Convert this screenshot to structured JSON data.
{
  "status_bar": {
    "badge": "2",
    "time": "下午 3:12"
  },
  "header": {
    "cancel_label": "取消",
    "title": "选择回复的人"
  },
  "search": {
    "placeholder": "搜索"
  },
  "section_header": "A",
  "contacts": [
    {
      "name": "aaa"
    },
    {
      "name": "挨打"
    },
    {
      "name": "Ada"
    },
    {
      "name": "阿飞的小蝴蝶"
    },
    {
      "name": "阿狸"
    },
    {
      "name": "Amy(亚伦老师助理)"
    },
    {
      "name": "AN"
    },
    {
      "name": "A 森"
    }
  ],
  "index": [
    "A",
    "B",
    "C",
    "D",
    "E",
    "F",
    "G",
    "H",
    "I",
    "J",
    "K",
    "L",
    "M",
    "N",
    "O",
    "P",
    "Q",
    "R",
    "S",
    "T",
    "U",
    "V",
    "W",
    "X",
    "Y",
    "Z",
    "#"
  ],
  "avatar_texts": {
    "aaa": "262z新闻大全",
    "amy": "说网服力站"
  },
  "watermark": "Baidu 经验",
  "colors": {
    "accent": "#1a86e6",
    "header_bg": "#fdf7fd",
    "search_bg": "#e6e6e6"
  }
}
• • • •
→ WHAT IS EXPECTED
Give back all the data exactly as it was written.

→ TASK RESULT
Convert this screenshot to structured JSON data.
{
  "status_bar": {
    "badge": "2",
    "time": "下午 3:12"
  },
  "header": {
    "cancel_label": "取消",
    "title": "选择回复的人"
  },
  "search": {
    "placeholder": "搜索"
  },
  "section_header": "A",
  "contacts": [
    {
      "name": "aaa"
    },
    {
      "name": "挨打"
    },
    {
      "name": "Ada"
    },
    {
      "name": "阿飞的小蝴蝶"
    },
    {
      "name": "阿狸"
    },
    {
      "name": "Amy(亚伦老师助理)"
    },
    {
      "name": "AN"
    },
    {
      "name": "A 森"
    }
  ],
  "index": [
    "A",
    "B",
    "C",
    "D",
    "E",
    "F",
    "G",
    "H",
    "I",
    "J",
    "K",
    "L",
    "M",
    "N",
    "O",
    "P",
    "Q",
    "R",
    "S",
    "T",
    "U",
    "V",
    "W",
    "X",
    "Y",
    "Z",
    "#"
  ],
  "avatar_texts": {
    "aaa": "262z新闻大全",
    "amy": "说网服力站"
  },
  "watermark": "Baidu 经验",
  "colors": {
    "accent": "#1a86e6",
    "header_bg": "#fdf7fd",
    "search_bg": "#e6e6e6"
  }
}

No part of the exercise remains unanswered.